The first references to yoga are found in the ancient Hindu texts known as the Vedas. Written between 1500 and 1200 BCE, the Vedas are a collection of sacred texts that contain hymns, rituals, and philosophical teachings.
One of the four Vedas—the Rig Veda—mentions a practice called “yoga,” which some scholars believe to be a reference to an early form of meditation.
The Vedas also contain the earliest known reference to the practice of asana, or yoga postures.
In the Rig Veda, there is a hymn that describes how the sage Vishvamitra taught his students to “stand firm” in order to meditate on the nature of the universe.
This is thought to be the first mention of the practice of asana in yoga.
2. The Classical Era (500 BCE to 400 CE)
Yoga really began to come into its own during the Classical era. This was a time when various schools of thought were flourising in India, including Buddhism and Jainism.
During this era, two influential yoga texts were written: The Bhagavad Gita and The Yoga Sutras of Patanjali.
The Bhagavad Gita is a 700-verse Hindu scripture that is part of the epic Mahabharata. The text discusses topics such as dharma (one’s purpose in life), renunciation, and Krishna (a supreme being).
On the other hand, the Yoga Sutras of Patanjali is a more direct treatise on yoga. It contains 196 verses organized into four chapters (or “books”): Samadhi Pada, Sadhana Pada, Vibhuti Pada, and Kaivalya Pada.
Together, these two texts helped codify many of the principles and practices that we still associate with yoga today.
3. The Post-Classical Era (400 CE to 1500 CE)
During the post-classical era, yoga continued to spread throughout India and beyond its borders.
Much like the Classical era before, this was a time when various schools of thought were burgeoning—such as Tantra and Sufism—and influencing one another profoundly.
This period also saw the rise of Hatha yoga—a type of yoga that focuses on developing one’s physical strength and stamina through the practice of various postures (or “asanas”).
One of the most important texts to come out of this era is the Hatha Yoga Pradipika, which was written by the yoga teacher Svatmarama in the 15th century CE.
The Hatha Yoga Pradipika contains instructions on how to perform many of the asanas that are now commonly associated with modern-day yoga, such as the cobra pose and the shoulder stand.
4. The Modern Era (1500 CE to present day)
Yoga entered its modern era around the turn of the 20th century when currents such as colonialism and Westernization began to impact India on a large scale.

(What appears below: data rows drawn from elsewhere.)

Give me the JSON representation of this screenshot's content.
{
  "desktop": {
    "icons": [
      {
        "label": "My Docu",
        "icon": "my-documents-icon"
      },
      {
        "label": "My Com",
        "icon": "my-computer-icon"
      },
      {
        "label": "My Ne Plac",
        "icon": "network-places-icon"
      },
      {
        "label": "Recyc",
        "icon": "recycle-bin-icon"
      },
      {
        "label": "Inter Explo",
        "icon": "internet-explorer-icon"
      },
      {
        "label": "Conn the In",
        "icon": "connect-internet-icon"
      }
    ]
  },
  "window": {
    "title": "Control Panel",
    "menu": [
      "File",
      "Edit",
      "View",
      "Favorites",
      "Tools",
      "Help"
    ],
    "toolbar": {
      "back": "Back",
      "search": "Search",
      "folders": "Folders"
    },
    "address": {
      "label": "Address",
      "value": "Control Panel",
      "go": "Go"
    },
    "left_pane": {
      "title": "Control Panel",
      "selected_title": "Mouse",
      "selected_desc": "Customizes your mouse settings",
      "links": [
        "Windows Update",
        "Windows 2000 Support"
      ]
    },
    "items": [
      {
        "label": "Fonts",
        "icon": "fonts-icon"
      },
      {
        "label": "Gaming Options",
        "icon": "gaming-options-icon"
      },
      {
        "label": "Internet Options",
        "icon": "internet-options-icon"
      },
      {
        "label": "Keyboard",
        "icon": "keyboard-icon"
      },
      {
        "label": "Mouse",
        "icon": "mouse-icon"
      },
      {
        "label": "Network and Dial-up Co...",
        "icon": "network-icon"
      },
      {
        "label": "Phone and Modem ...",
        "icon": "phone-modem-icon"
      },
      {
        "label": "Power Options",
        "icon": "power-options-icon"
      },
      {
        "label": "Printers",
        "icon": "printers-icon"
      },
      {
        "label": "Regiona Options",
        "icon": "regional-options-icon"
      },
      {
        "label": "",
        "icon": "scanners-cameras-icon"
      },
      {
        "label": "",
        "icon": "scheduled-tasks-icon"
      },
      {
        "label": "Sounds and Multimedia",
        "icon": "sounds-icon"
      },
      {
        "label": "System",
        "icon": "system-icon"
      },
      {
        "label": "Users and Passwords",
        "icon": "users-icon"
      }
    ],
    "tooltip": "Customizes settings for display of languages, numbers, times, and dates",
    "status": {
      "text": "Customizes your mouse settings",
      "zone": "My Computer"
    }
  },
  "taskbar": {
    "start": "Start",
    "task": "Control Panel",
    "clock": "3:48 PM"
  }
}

Indian yogis such as Tirumalai Krishnamacharya and Swami Vivekananda played instrumental roles in introducing yoga to the Western world where it has since flourished.
In recent years,many different variations or “schools” of yoga have emerged—such as Bikram yoga and Ashtanga yoga—necking down what was once an extremely diverse practice into more specific sub-disciplines.
Today, yoga is practiced by millions of people around the world and its popularity shows no signs of waning.
Thanks to its ability to promote physical, mental, and emotional well-being, yoga has become an integral part of many people’s lives—a fact that will continue for millennia.
Yoga is a an ancient practice with a rich and varied history. Its origins can be traced back to the Vedas, the oldest sacred texts in India.
From there, it flourished during the Classical era before evolving even further during the post-Classical era.
In more recent times, yoga has been introduced to the Western world where it has enjoyed immense popularity.
With its many benefits, it is easy to see why yoga has stood the test of time and remains as popular as ever today.